THE DATA Start Marker

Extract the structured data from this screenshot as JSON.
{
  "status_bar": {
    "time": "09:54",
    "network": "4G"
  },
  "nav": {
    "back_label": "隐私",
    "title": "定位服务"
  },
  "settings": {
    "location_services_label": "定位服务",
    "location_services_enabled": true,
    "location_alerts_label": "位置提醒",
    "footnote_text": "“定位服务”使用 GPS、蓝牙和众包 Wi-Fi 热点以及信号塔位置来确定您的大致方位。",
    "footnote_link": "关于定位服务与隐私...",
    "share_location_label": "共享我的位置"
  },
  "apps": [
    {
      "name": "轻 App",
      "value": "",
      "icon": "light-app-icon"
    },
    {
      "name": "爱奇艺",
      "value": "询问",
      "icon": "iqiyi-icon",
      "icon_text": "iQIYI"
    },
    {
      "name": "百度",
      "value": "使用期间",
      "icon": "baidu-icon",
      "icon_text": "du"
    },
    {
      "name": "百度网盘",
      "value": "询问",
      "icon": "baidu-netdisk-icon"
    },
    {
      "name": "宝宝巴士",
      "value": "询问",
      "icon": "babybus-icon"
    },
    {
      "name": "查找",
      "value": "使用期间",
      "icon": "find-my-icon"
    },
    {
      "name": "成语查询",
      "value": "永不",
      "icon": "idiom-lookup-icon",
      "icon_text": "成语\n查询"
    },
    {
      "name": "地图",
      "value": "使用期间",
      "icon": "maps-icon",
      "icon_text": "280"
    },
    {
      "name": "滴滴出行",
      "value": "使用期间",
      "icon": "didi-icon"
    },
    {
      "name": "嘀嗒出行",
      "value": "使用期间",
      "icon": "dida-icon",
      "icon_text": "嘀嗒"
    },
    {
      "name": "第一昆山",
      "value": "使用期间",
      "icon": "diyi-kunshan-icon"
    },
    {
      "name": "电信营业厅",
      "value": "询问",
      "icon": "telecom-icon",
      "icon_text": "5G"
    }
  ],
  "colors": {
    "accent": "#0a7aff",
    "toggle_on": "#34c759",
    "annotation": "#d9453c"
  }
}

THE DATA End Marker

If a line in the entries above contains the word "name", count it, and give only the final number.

» RESPONSE BELOW:
12